[DATA SUPPLIED]:

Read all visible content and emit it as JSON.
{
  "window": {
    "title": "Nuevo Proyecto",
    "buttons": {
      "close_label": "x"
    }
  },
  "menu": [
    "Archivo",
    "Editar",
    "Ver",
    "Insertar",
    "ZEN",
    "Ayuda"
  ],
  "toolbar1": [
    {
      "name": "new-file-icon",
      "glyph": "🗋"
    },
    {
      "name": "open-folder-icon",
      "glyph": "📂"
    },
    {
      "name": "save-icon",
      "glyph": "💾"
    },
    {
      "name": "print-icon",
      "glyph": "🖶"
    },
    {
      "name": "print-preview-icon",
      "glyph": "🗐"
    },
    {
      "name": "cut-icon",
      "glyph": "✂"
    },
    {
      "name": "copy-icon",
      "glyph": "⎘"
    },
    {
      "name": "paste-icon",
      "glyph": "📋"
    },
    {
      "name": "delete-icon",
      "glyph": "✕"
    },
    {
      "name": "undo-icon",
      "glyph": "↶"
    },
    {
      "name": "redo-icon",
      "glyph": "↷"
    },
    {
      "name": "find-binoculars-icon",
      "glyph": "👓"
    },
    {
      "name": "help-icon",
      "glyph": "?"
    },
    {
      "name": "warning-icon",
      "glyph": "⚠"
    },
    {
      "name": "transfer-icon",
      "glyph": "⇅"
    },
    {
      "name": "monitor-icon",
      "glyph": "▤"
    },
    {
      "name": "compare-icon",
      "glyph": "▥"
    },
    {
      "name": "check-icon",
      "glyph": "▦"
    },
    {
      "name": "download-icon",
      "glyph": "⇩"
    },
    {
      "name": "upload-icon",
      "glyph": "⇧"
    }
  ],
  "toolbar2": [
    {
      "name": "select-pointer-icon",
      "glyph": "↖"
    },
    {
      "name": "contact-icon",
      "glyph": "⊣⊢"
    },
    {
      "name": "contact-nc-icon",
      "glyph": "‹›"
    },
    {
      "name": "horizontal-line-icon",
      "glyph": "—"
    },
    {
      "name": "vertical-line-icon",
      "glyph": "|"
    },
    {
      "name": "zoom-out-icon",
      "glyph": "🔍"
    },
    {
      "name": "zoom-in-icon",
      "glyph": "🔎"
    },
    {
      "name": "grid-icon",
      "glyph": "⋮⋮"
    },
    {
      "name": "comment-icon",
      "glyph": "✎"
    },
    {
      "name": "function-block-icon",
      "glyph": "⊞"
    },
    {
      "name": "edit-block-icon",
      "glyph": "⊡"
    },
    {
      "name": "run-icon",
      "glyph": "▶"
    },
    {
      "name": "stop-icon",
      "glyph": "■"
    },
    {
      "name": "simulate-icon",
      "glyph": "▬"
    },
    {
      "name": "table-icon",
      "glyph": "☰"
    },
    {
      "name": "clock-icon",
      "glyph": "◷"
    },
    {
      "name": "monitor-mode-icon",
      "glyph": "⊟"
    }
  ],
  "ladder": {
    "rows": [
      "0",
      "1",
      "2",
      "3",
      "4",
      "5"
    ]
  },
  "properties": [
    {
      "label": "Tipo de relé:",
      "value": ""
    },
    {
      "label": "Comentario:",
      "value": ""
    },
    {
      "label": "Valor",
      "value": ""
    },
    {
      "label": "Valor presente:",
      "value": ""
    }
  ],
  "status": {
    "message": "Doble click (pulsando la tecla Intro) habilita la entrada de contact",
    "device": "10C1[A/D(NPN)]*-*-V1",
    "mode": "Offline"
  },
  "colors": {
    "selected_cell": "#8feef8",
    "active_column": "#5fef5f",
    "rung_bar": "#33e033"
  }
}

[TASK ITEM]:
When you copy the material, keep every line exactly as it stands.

[YOUR RESPONSE]:
Read all visible content and emit it as JSON.
{
  "window": {
    "title": "Nuevo Proyecto",
    "buttons": {
      "close_label": "x"
    }
  },
  "menu": [
    "Archivo",
    "Editar",
    "Ver",
    "Insertar",
    "ZEN",
    "Ayuda"
  ],
  "toolbar1": [
    {
      "name": "new-file-icon",
      "glyph": "🗋"
    },
    {
      "name": "open-folder-icon",
      "glyph": "📂"
    },
    {
      "name": "save-icon",
      "glyph": "💾"
    },
    {
      "name": "print-icon",
      "glyph": "🖶"
    },
    {
      "name": "print-preview-icon",
      "glyph": "🗐"
    },
    {
      "name": "cut-icon",
      "glyph": "✂"
    },
    {
      "name": "copy-icon",
      "glyph": "⎘"
    },
    {
      "name": "paste-icon",
      "glyph": "📋"
    },
    {
      "name": "delete-icon",
      "glyph": "✕"
    },
    {
      "name": "undo-icon",
      "glyph": "↶"
    },
    {
      "name": "redo-icon",
      "glyph": "↷"
    },
    {
      "name": "find-binoculars-icon",
      "glyph": "👓"
    },
    {
      "name": "help-icon",
      "glyph": "?"
    },
    {
      "name": "warning-icon",
      "glyph": "⚠"
    },
    {
      "name": "transfer-icon",
      "glyph": "⇅"
    },
    {
      "name": "monitor-icon",
      "glyph": "▤"
    },
    {
      "name": "compare-icon",
      "glyph": "▥"
    },
    {
      "name": "check-icon",
      "glyph": "▦"
    },
    {
      "name": "download-icon",
      "glyph": "⇩"
    },
    {
      "name": "upload-icon",
      "glyph": "⇧"
    }
  ],
  "toolbar2": [
    {
      "name": "select-pointer-icon",
      "glyph": "↖"
    },
    {
      "name": "contact-icon",
      "glyph": "⊣⊢"
    },
    {
      "name": "contact-nc-icon",
      "glyph": "‹›"
    },
    {
      "name": "horizontal-line-icon",
      "glyph": "—"
    },
    {
      "name": "vertical-line-icon",
      "glyph": "|"
    },
    {
      "name": "zoom-out-icon",
      "glyph": "🔍"
    },
    {
      "name": "zoom-in-icon",
      "glyph": "🔎"
    },
    {
      "name": "grid-icon",
      "glyph": "⋮⋮"
    },
    {
      "name": "comment-icon",
      "glyph": "✎"
    },
    {
      "name": "function-block-icon",
      "glyph": "⊞"
    },
    {
      "name": "edit-block-icon",
      "glyph": "⊡"
    },
    {
      "name": "run-icon",
      "glyph": "▶"
    },
    {
      "name": "stop-icon",
      "glyph": "■"
    },
    {
      "name": "simulate-icon",
      "glyph": "▬"
    },
    {
      "name": "table-icon",
      "glyph": "☰"
    },
    {
      "name": "clock-icon",
      "glyph": "◷"
    },
    {
      "name": "monitor-mode-icon",
      "glyph": "⊟"
    }
  ],
  "ladder": {
    "rows": [
      "0",
      "1",
      "2",
      "3",
      "4",
      "5"
    ]
  },
  "properties": [
    {
      "label": "Tipo de relé:",
      "value": ""
    },
    {
      "label": "Comentario:",
      "value": ""
    },
    {
      "label": "Valor",
      "value": ""
    },
    {
      "label": "Valor presente:",
      "value": ""
    }
  ],
  "status": {
    "message": "Doble click (pulsando la tecla Intro) habilita la entrada de contact",
    "device": "10C1[A/D(NPN)]*-*-V1",
    "mode": "Offline"
  },
  "colors": {
    "selected_cell": "#8feef8",
    "active_column": "#5fef5f",
    "rung_bar": "#33e033"
  }
}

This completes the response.